Discounts on domestic equity funds widened the most last month, with the median moving out by 135 basis points to 4.36%. The median discount on world equity funds widened by 115 basis points to 8.50%. Equity funds are bucking the overall trend in closed-end funds -- bargains as a whole are becoming harder to find. The median discount on closed-end share prices to their net asset values narrowed by 24 basis points during May to 1.81%. It now stands at the narrowest lowest level since March 2004, according to Lipper. It was the third consecutive month of narrowing discounts. The overall trend is being driven by fixed-income closed-end funds, for which the median discount narrowed by 49 basis points to 1.22%. People's willingness to pay for the yield is the main reason that discounts continue to narrow "to near-record levels," according to Tom Roseen, senior research analyst at Lipper. After all, Roseen notes, closed-end funds are sold on yield. A fund with $20 of assets per share trading at a discount of 10% provides a higher yield to investors than if they paid for the NAV. In May, 45% of all funds saw their individual discounts narrow, premiums widen or premiums replace discounts; but the figure was just 26% for equity funds compared with 56% for fixed-income funds.

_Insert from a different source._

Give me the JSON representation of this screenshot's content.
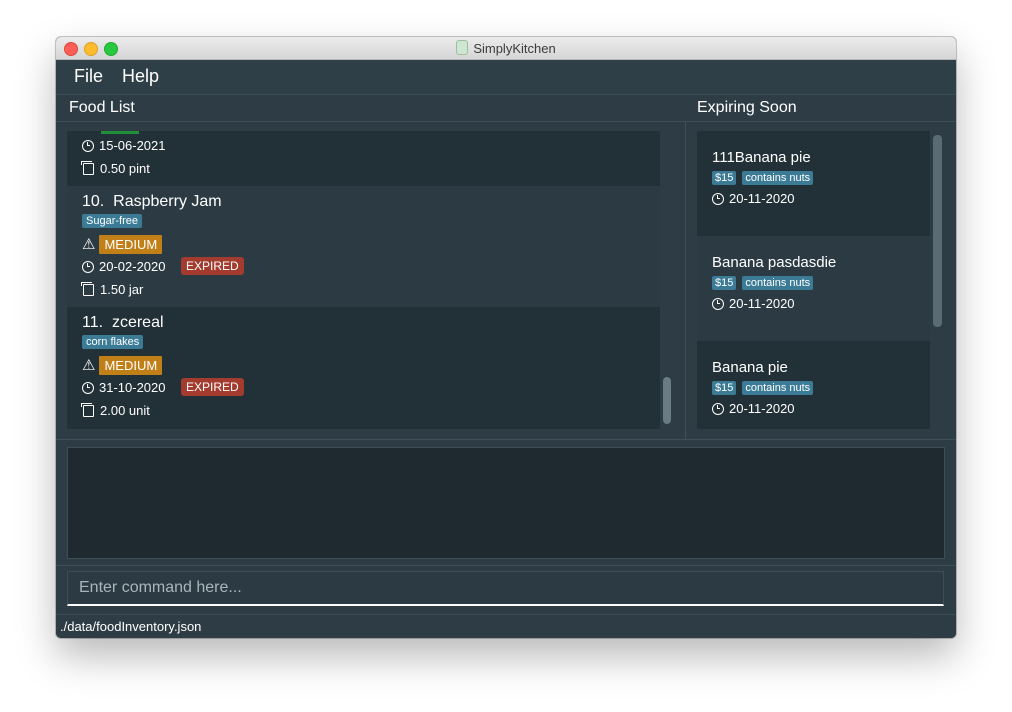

Equity funds weren't the only sector tracked by Lipper in which discounts are widening. Discounts on high current yield funds widened by 93 basis points, and discounts on world income funds widened by 42 basis points. Those funds "were best performers as a group," Roseen says. "That's part of the reason they're widening. People are just a little bit hesitant of being overseas." But while the international focus is slightly less popular for investors, "I don't see any larger trend there at all." The median discount on all closed-end funds narrowed by 3.39 percentage points in the 12-month period ending May 31, 2007.